“AI is pervasive in our daily lives, being used for everything from recruiting decisions to credit decisions, health care risk predictions to policing, and even judicial sentencing,” says Abidi. “If the data or the algorithms used in these cases have underlying biases, then the results could be disastrous, especially for those who are at the receiving end of the decision.”
We’re hearing about cases more and more often, beyond the famous Apple credit check fiasco, and the fact that facial recognition still struggles with dark skin. There’s Amazon’s secret recruiting tool that avoided hiring qualified women because of the data set that was used to train the model. It showed that men were more qualified, because historically that’s been the case for that company.
An algorithm used by hospitals was shown to prioritize the care of healthier white patients over sicker Black patients who needed more attention. In Oakland, an AI-powered software piloted to predict areas of high crime turned out to be actually tracking areas with high minority populations, regardless of the crime rate.
“Despite great intentions to build technology that works for all and serves all, if the group that’s responsible for creating the technology itself is homogenous, then it will likely only work for that particular specific group,” Abidi says. “Companies need to understand, that if your AI solution is not implemented in a responsible, ethical manner, then the results can cause, at best, embarrassment, but it could also lead to potentially having legal consequences, if you’re not doing it the right way.”

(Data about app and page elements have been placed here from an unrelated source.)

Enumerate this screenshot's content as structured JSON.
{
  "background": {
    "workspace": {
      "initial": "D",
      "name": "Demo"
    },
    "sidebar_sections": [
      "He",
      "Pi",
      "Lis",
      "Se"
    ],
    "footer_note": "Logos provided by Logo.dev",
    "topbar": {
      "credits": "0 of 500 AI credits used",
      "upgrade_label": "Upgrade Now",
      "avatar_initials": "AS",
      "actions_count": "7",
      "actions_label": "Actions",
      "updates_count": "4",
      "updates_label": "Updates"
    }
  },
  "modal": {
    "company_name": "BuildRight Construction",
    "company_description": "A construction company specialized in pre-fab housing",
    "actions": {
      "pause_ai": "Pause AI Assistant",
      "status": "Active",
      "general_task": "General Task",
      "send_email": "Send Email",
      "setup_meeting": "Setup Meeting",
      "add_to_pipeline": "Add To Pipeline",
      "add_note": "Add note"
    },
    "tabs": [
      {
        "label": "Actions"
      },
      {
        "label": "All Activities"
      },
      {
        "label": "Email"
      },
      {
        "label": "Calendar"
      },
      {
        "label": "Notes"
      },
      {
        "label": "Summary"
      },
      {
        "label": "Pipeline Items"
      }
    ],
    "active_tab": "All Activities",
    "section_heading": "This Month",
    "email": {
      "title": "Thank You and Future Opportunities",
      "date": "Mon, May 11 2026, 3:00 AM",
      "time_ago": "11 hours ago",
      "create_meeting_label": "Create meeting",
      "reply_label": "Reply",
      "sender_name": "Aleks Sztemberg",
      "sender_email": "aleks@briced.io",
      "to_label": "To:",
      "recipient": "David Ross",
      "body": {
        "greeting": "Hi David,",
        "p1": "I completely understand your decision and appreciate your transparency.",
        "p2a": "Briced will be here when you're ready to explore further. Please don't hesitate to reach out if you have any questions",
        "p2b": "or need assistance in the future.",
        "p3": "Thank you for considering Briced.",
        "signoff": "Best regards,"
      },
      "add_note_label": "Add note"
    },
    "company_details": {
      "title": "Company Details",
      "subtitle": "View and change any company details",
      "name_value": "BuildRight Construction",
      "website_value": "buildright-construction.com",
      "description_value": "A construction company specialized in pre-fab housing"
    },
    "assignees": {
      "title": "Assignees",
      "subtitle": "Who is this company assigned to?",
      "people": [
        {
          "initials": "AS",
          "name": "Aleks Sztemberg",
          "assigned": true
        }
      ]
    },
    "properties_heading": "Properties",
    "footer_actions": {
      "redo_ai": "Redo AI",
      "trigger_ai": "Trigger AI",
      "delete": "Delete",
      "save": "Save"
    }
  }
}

This can be addressed with regulation, and the inclusion of AI ethics principles in research and development, around responsible AI, fairness, accountability, transparency, and explainability, she says.
“DEI is well established — it makes business sense and it’s the right thing to do,” she says. “But if you don’t have it as a core value in your organization, that’s a huge problem. That needs to be addressed.”
And then, especially when it comes to AI, companies have to think about who their target population is, and then whether the data is representative of the target population. The people who first notice biases are the users from the specific minority community that the algorithm is ignoring or targeting — therefore, maintaining a diverse AI team can help mitigate unwanted AI biases.
And then, she says, companies need to ask if they have the right interdisciplinary team, including personnel such as AI ethicists, including ethics and compliance, law, policy, and corporate responsibility. Finally, you have to have a measurable, actionable de-biasing strategy that contains a portfolio of technical, operational, organizational actions to establish a workplace where these metrics and processes are transparent.
“Add DEI to your core mission statement, and make it measurable and actionable — is your solution in line with the mission of ethics and DEI?” she says. “Because AI has the power to change the world, the potential to bring enormous benefit, to uplift humanity if done correctly. Having DEI is one of the key components to make it happen.”
The 90-minute Evolve event is divided into two distinct sessions on December 8th:
- The Why, How & What of DE&I in AI
- From ‘Say’ to ‘Do’: Unpacking real world case studies & how to overcome real world issues of achieving DE&I in AI